Zinc mini post-mortem

Just wanted to scratch down a few notes on the state of zinc.rs. It was an interesting journey, but it seems to be a big mess now.


Zinc was becoming more and more hard to maintain, as most of the effort was spent to catch up with nightly. The generated ioregs approach was semi-good, the platform tree approach was horribly broken.


Ioregs is zinc implementation of platform registers. It allows a simple and documented API into the hardware memory mapped i/o, with type checking, atomic promises and nice goodies (builder pattern works awesome there).

Platform trees are the API that allows to define hardware configuration in the code and map it to the running functions with rust guarantees of ownership.

What went wrong

Ioregs are getting broken every week, as they depend a lot on the unstable rust code that changes every so often. The concept itself is great, but too painful to manage. Given that most of platform description comes from XML files, it made way more sense to skip the rust macro code and render XML to target code straight from a dynamic-typed language with nice templating capabilities (python). That even makes it to compile faster!

PT problem was originating in HW to SW interaction. I'm a very big fan of nesC development model where you hook up components to each other and everything is instantiated at compile time. TO reimplement that in zinc we had to use lots and lots of static dispatch, where designated types were generated by magic. That is crazy hard to maintain, and it doesn't allow any sensible autocompletion to kick in as the type you see turn into something entirely different. Dynamic dispatch enforces a performance penalty, that, I guess, I should have been ok with. It's just way simpler to code.
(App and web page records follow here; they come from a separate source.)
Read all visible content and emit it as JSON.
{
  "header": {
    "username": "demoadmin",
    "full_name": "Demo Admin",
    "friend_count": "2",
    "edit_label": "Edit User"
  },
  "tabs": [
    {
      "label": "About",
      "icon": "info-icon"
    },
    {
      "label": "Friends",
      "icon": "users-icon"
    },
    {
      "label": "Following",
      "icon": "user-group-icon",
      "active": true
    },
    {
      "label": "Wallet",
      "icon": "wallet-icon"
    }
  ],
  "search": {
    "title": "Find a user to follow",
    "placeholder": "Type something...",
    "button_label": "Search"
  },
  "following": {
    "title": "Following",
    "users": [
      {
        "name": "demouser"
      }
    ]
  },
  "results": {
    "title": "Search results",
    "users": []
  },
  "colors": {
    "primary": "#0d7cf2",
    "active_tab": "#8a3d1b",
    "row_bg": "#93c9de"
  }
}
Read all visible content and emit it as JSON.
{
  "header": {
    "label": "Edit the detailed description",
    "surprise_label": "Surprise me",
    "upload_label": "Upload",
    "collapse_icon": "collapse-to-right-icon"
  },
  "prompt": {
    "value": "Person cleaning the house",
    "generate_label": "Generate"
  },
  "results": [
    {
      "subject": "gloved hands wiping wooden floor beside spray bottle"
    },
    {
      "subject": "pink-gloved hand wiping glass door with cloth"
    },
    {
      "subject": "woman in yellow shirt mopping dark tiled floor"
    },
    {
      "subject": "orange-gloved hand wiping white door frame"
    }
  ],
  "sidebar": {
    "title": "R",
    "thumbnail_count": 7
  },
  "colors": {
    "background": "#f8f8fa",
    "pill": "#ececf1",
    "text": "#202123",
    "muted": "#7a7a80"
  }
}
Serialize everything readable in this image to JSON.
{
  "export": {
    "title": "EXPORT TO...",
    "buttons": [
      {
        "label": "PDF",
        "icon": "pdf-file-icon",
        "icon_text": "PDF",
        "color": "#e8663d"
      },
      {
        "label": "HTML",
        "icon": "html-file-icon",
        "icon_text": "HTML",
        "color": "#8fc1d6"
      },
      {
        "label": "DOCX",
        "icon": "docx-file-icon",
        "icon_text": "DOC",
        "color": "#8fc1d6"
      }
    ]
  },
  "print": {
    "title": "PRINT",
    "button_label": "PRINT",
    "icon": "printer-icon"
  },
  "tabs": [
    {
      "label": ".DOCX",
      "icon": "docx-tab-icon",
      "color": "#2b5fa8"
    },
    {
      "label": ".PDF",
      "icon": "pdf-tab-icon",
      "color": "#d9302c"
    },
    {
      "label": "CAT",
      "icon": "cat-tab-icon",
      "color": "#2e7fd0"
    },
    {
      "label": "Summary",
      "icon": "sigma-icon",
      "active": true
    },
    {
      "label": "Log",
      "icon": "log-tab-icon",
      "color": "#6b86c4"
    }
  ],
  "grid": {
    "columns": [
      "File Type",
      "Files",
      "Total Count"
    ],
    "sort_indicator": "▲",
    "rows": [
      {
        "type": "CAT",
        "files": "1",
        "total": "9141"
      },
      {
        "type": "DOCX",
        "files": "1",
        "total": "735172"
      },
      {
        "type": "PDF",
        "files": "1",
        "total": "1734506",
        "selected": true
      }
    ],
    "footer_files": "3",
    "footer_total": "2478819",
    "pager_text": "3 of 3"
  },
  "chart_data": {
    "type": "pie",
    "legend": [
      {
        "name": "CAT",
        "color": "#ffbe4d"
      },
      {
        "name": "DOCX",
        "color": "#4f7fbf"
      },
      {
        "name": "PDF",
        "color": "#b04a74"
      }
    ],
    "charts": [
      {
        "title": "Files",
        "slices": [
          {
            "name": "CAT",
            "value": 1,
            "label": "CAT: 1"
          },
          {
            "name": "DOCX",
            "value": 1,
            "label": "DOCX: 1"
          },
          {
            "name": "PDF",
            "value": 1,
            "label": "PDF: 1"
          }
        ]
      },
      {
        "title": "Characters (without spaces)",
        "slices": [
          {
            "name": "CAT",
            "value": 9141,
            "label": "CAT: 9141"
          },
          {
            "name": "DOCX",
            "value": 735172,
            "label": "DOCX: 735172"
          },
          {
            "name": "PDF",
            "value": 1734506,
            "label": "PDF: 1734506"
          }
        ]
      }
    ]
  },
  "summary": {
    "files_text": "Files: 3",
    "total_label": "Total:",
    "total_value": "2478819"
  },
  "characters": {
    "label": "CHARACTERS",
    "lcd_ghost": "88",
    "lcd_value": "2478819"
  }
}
I wanted to split zinc up into crates to make compilation times faster—specifically there's little need to recompile every single ioreg definition every time. Zinc moved from feature-enabled to all-enabled/strip at link time model to make better use of unit testing. Apparently, the crate story for cross-compilation isn't any good still, that caused me bunch of pain points and it never worked after all.

What went good

Ioregs is a brilliant concept that shows how easily readable code can be optimized down to a single STR instruction. It's great, it's effective, it's fun to play with.

Writing embedded code in rust is actually comfortable, even if you're writing a preemptive scheduler. The careful balance of safe/unsafe code allows to do everything you'd do with C but the compiler is watching over your shoulder and slapping your hands too. I never had any serious issues with borrow checker while writing embedded multi-process code (the IPC was a bunch of duct tape though).

Unit testing of MM I/O is great, simple, and effective. Loved that part.

Final thoughts

If I were to start zinc from scratch, I'd focus more on the KISS approach, and less premature optimization, and would actually make an arduino-like platform at first. The cross-compiling story is still not as good as I want it to be, but it's not as bad as it was when we started zinc. The rust community is awesome and I saw great amount of the superb code contributions.

Zinc, in the way it is now, is dead, and that's a horse I stopped beating. Zinc want to see some time in 2017 is one that uses stable rust and just makes things work. And is shipped as a bunch of simple to use crates :slight_smile: